Emit only the lines from the line containing "Decode this image" through the last line of the entries, unchanged.

Supplied data START

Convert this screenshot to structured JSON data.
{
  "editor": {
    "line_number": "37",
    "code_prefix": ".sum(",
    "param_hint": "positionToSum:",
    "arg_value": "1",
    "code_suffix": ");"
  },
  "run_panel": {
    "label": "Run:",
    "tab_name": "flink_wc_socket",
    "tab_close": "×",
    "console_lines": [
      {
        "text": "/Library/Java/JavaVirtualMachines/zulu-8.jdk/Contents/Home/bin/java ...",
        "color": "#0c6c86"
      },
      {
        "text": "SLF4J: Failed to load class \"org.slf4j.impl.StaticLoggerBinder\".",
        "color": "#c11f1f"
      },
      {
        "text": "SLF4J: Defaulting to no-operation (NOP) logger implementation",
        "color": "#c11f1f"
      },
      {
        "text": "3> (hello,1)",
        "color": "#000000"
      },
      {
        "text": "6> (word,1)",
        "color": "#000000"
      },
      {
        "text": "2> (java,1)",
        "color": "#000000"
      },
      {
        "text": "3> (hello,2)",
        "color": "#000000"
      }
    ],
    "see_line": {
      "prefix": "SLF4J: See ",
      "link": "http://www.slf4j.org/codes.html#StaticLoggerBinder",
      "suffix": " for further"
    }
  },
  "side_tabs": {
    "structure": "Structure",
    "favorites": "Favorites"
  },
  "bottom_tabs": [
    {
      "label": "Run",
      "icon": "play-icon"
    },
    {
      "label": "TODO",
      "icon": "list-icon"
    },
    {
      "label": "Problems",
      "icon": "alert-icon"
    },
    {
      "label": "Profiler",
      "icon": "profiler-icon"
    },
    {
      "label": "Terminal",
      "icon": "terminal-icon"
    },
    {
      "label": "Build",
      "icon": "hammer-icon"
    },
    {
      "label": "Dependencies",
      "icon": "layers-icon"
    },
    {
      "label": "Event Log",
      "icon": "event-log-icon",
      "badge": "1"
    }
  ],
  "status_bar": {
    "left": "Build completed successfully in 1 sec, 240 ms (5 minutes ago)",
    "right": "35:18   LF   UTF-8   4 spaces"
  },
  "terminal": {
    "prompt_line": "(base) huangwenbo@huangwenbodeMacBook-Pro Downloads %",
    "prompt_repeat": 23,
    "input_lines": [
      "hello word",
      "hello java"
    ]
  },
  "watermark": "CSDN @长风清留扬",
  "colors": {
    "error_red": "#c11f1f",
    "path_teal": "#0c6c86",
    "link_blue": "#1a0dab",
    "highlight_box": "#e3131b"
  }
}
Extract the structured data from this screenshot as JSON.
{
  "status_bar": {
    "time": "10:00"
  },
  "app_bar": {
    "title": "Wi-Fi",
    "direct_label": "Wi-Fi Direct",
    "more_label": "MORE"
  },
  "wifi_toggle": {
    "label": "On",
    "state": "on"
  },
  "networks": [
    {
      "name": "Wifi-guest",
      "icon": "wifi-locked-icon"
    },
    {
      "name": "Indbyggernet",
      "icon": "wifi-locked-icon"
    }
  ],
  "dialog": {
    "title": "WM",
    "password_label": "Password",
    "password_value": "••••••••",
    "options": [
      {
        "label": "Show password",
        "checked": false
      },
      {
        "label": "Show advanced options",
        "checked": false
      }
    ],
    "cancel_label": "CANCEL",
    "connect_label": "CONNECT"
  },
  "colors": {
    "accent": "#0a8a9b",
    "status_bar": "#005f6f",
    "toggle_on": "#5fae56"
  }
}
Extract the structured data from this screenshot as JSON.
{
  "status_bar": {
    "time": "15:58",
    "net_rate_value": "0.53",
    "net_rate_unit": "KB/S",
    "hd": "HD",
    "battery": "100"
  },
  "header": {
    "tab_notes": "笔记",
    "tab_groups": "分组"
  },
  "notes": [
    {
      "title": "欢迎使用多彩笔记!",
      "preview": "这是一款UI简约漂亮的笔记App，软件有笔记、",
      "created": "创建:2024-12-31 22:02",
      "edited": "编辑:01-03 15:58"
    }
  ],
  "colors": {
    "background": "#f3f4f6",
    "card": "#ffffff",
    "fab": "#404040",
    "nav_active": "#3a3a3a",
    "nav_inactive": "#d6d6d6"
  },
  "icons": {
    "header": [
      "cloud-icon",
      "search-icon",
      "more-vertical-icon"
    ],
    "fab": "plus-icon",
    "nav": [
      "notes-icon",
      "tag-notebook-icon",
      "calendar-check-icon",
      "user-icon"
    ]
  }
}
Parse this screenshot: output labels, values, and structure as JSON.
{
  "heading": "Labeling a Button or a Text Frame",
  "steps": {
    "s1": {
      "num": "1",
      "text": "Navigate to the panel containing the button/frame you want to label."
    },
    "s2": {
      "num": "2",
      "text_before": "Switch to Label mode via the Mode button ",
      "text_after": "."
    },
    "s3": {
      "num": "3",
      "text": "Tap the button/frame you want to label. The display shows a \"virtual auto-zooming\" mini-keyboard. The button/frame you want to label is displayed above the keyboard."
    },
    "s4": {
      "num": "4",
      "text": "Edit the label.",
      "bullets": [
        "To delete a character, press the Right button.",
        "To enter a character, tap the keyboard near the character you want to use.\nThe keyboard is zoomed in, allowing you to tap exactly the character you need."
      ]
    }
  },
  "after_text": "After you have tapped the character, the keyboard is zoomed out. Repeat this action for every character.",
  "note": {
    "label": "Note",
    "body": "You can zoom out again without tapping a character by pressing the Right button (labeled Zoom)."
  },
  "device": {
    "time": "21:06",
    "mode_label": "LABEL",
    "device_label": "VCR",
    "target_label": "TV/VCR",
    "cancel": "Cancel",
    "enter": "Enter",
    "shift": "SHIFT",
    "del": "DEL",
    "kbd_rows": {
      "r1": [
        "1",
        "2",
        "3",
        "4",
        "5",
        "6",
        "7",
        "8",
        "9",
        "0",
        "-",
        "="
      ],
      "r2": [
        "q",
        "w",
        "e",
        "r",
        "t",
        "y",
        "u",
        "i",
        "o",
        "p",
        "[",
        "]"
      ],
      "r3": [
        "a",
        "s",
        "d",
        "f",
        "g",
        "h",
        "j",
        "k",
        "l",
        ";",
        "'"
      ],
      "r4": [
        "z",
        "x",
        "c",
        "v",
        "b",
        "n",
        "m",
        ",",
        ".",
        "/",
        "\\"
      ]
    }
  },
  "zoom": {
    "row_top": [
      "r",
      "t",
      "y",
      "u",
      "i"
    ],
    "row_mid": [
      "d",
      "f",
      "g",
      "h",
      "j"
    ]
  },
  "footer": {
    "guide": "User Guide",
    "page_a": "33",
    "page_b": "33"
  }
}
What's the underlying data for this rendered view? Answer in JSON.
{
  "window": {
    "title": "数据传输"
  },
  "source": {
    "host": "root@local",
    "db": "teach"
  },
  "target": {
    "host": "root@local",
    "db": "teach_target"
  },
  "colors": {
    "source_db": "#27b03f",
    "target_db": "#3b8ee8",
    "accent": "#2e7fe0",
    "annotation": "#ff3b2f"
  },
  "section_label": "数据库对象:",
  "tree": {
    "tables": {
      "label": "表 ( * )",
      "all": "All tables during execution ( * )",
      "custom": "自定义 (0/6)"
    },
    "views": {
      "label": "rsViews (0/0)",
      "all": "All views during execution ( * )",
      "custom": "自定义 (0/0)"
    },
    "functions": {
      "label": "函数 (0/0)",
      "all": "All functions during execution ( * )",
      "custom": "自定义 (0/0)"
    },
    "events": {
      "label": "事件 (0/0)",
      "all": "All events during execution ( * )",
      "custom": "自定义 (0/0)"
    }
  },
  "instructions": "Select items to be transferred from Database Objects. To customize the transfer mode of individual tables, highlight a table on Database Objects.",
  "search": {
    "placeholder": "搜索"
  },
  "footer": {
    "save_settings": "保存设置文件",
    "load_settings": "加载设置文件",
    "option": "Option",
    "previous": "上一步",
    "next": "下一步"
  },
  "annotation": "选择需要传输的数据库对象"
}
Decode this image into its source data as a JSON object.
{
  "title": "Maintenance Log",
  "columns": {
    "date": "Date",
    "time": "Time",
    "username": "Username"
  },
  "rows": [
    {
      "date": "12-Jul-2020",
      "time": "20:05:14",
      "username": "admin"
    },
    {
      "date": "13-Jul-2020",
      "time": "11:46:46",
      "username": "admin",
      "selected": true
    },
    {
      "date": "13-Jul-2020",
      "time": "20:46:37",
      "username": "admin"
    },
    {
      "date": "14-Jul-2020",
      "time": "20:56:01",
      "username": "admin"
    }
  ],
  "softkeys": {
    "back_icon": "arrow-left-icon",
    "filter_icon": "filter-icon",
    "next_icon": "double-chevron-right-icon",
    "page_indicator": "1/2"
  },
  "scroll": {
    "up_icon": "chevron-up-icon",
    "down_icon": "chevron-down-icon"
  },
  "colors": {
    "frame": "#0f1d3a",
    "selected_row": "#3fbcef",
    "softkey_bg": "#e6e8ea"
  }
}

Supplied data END

- [Output below]:
Decode this image into its source data as a JSON object.
{
  "title": "Maintenance Log",
  "columns": {
    "date": "Date",
    "time": "Time",
    "username": "Username"
  },
  "rows": [
    {
      "date": "12-Jul-2020",
      "time": "20:05:14",
      "username": "admin"
    },
    {
      "date": "13-Jul-2020",
      "time": "11:46:46",
      "username": "admin",
      "selected": true
    },
    {
      "date": "13-Jul-2020",
      "time": "20:46:37",
      "username": "admin"
    },
    {
      "date": "14-Jul-2020",
      "time": "20:56:01",
      "username": "admin"
    }
  ],
  "softkeys": {
    "back_icon": "arrow-left-icon",
    "filter_icon": "filter-icon",
    "next_icon": "double-chevron-right-icon",
    "page_indicator": "1/2"
  },
  "scroll": {
    "up_icon": "chevron-up-icon",
    "down_icon": "chevron-down-icon"
  },
  "colors": {
    "frame": "#0f1d3a",
    "selected_row": "#3fbcef",
    "softkey_bg": "#e6e8ea"
  }
}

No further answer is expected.